EXERCISE OBJECTIVE
Which lines in the records below include the word "selected"? Report each of them in full.

-------

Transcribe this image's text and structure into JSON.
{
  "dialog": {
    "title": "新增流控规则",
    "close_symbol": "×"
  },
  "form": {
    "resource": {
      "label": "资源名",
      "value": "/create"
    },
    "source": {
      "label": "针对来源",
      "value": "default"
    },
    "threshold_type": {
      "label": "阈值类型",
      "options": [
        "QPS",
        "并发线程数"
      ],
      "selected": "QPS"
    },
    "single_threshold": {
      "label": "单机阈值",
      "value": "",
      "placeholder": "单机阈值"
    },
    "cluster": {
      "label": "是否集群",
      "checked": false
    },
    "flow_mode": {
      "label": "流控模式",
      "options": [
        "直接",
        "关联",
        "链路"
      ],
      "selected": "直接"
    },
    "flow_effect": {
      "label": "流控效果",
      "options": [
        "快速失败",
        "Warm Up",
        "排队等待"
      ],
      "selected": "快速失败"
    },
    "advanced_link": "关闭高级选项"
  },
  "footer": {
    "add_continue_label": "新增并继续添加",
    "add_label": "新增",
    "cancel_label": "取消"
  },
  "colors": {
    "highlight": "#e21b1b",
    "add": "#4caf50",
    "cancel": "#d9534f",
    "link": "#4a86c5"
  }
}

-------

WRITTEN ANSWER
      "selected": "QPS"
      "selected": "直接"
      "selected": "快速失败"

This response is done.